Kabardian (East Circassian)

Kabardian (East Circassian). By John Colarusso. (Languages of the world/materials 200.) Munich: LINCOM Europa, 2006. Pp. 128. ISBN 9783895862458. $80.

Reviewed by Yury A. Lander, Institute of Oriental Studies, Moscow

Kabardian is a polysynthetic Northwest Caucasian language spoken primarily in the North Caucasus, although it is also found throughout the Near East. Throughout his career, John Colarusso has published several monographs devoted to Northwest Caucasian languages and folklore, including A grammar of the Kabardian language (Calgary: University of Calgary Press, 1992). The new material introduced here ensures that this is not just an abridged version of C’s previous grammar of the language.

Within this sketch, C provides a grammatical introduction to Kabardian. He discusses its rather complex phonetics and phonology as well as its even more tangled morphology, syntax, and discourse patterns. The six chapters are followed by a large sample text and a bibliography that includes publications on Kabardian written both in English and in Russian.

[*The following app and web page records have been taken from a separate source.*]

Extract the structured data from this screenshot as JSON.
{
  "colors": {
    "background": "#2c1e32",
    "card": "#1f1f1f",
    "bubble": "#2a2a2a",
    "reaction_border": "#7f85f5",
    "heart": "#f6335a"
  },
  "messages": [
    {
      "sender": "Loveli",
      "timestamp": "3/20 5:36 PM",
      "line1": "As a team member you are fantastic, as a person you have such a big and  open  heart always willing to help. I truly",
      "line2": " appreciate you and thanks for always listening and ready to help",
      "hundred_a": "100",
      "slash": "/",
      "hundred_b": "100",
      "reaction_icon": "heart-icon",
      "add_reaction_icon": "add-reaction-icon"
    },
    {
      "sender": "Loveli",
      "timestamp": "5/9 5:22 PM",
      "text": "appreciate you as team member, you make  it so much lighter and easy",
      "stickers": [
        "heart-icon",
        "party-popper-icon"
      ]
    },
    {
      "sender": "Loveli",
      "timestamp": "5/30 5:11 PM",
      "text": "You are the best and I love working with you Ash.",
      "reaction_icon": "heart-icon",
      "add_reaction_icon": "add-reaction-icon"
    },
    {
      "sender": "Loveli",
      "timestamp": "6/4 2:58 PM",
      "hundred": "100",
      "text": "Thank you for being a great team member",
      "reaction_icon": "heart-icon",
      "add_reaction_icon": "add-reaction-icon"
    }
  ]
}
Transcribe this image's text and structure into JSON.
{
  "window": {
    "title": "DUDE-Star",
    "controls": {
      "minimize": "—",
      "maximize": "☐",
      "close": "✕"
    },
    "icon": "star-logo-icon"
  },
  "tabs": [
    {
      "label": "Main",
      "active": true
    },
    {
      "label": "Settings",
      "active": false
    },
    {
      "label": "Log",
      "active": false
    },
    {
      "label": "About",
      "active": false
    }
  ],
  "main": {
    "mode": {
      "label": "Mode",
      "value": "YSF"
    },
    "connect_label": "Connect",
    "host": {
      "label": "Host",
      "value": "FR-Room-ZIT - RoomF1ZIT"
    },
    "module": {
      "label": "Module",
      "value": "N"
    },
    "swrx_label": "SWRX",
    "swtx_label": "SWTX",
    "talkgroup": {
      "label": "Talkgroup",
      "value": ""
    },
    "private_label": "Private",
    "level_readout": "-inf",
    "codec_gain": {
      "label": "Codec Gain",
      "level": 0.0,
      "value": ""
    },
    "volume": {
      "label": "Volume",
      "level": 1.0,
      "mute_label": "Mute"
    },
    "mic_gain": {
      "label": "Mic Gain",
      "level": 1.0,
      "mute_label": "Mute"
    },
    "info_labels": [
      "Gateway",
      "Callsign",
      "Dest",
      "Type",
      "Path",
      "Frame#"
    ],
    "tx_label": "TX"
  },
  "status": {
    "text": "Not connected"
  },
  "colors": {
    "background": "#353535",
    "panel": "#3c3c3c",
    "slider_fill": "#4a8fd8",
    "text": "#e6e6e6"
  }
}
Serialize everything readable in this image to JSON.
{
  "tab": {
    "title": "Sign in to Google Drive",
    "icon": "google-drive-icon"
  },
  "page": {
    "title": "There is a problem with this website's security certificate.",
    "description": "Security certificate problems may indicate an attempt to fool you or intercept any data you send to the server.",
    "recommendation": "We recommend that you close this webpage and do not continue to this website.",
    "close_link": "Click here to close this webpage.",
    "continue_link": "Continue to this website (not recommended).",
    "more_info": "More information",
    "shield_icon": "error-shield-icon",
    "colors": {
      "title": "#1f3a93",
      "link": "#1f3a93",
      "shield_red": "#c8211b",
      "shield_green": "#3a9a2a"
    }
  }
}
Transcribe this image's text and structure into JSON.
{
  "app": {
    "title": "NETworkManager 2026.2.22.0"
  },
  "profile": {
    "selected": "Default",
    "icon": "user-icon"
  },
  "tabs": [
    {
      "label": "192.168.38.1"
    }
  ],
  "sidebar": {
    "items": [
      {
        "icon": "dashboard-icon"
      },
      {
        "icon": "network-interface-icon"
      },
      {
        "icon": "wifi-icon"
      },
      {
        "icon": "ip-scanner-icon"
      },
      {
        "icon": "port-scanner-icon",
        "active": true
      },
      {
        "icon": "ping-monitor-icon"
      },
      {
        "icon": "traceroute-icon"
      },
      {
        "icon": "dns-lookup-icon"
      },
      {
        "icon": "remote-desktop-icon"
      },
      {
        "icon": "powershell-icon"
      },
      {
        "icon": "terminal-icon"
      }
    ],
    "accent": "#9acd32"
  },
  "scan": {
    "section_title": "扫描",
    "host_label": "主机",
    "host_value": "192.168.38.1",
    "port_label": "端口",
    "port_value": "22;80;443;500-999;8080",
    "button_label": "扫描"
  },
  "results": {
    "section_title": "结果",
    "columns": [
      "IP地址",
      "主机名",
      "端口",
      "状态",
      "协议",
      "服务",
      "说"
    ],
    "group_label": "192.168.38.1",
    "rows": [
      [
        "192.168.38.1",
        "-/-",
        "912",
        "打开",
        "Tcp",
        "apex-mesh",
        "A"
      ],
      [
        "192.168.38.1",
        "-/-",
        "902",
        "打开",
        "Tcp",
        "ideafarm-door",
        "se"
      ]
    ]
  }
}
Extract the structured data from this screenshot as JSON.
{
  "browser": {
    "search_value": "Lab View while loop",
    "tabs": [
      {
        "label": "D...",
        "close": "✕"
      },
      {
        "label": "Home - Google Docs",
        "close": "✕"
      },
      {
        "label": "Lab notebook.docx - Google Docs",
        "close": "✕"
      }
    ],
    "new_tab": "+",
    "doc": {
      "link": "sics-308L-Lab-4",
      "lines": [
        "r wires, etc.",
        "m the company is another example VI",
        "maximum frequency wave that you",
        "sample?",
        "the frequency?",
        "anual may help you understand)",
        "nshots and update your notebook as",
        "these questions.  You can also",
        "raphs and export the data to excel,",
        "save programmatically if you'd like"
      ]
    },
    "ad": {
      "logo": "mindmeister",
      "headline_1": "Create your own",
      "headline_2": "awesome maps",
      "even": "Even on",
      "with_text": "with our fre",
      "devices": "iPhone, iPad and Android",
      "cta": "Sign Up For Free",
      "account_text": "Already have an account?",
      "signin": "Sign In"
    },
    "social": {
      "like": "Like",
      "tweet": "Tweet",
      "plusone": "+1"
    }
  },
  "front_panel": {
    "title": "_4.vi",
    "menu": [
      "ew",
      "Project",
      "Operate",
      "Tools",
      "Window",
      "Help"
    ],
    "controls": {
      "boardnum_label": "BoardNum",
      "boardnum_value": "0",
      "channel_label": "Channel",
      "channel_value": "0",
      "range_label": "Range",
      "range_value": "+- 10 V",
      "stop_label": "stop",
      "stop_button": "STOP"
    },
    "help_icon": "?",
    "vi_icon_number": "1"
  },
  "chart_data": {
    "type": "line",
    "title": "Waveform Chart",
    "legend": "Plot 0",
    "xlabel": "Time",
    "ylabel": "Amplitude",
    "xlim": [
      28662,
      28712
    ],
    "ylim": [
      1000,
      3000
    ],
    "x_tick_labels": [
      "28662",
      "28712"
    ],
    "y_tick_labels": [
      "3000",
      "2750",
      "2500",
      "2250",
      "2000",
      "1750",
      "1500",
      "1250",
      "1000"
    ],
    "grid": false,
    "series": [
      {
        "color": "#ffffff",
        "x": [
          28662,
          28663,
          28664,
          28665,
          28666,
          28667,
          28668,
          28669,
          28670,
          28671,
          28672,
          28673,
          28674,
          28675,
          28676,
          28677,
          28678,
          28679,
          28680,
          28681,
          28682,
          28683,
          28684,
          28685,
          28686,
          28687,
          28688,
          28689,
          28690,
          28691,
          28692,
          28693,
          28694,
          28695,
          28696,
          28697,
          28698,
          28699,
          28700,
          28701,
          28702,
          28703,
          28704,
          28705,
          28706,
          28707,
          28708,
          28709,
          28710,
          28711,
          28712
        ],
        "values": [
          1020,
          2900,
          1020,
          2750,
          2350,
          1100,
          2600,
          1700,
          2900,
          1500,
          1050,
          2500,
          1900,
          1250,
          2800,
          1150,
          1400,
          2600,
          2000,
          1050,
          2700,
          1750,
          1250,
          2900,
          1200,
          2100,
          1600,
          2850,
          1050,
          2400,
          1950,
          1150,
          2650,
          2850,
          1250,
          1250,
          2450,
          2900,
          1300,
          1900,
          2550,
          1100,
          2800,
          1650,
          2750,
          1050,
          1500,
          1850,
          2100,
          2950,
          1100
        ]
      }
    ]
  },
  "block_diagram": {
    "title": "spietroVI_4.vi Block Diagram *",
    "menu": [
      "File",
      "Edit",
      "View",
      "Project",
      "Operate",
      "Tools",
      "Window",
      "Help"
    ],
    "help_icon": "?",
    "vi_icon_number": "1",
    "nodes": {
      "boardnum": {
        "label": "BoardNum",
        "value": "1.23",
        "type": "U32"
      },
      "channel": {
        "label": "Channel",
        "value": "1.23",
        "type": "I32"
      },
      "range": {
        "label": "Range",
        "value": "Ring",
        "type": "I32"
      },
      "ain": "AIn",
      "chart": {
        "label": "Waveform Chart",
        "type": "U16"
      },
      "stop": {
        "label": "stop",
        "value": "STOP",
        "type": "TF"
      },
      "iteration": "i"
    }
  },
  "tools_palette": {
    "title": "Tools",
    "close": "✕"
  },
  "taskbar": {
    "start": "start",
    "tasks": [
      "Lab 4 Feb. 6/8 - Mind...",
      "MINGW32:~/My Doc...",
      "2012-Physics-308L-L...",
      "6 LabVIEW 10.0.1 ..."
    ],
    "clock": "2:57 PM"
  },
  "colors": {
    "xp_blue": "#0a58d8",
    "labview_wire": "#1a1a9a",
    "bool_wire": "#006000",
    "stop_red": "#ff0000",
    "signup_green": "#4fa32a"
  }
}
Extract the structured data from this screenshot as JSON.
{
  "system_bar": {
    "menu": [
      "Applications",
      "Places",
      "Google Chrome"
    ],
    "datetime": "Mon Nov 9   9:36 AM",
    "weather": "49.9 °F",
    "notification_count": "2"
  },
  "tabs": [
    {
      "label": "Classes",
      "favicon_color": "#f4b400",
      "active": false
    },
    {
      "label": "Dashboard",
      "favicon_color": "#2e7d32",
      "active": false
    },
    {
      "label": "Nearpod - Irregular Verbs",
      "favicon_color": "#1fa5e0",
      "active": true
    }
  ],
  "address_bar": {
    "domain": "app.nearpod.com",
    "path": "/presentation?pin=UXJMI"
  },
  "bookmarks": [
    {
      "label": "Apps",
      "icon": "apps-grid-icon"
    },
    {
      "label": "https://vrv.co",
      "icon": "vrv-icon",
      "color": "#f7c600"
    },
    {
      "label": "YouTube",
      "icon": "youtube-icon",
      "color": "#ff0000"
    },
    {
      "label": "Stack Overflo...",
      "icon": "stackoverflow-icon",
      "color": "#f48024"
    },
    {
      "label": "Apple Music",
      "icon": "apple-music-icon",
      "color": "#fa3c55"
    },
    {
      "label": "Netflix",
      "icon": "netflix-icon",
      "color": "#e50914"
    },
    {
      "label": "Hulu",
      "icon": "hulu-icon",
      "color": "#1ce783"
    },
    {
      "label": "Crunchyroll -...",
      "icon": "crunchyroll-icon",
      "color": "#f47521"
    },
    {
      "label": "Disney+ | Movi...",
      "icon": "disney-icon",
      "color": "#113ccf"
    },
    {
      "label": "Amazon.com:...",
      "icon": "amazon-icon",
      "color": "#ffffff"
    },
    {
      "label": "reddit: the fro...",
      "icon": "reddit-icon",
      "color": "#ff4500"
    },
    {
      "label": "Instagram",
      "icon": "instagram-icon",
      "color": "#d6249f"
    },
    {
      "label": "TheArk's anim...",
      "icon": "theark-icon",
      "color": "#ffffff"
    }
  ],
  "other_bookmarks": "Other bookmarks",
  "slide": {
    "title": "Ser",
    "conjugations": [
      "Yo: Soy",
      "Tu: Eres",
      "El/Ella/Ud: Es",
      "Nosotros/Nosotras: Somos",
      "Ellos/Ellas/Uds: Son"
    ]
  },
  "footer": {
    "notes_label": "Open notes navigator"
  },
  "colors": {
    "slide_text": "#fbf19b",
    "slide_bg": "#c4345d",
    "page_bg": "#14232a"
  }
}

Kabardian is a linguistically complex language that contains as many as forty-nine consonants (and only three vowels) and is able to cross-reference of up to four arguments within the predicate. Here, C does not attempt to describe thoroughly all of Kabardian’s linguistic structures but instead discusses only its most exceptional features.

Although Kabardian is a polysynthetic language, and polysynthetic grammars are often organized differently than nonpolysynthetic grammars, C nonetheless seeks to present a traditional description of the language that distinguishes between inflectional and derivational morphology, and describes syntax in a more or less standard way. In general, the description of morphology and syntax provided in this text is often more readable than the corresponding sections in C’s earlier grammar.

The main shortcomings of this volume perhaps result from the format of the series in which it was published. For instance, the concise format may not have allowed C to detail phenomena as deserved, and thus, C’s explanations are not always well supported. For example, the underlying form of a word is occasionally markedly different from its surface form, which renders C’s analysis doubtable. Additionally, Kabardian is usually described as far more agglutinative than C depicts it.

Although this volume is too brief to be used as a reference grammar of Kabardian, this sketch will stimulate interest in Northwest Caucasian languages and promote a better understanding of their structure.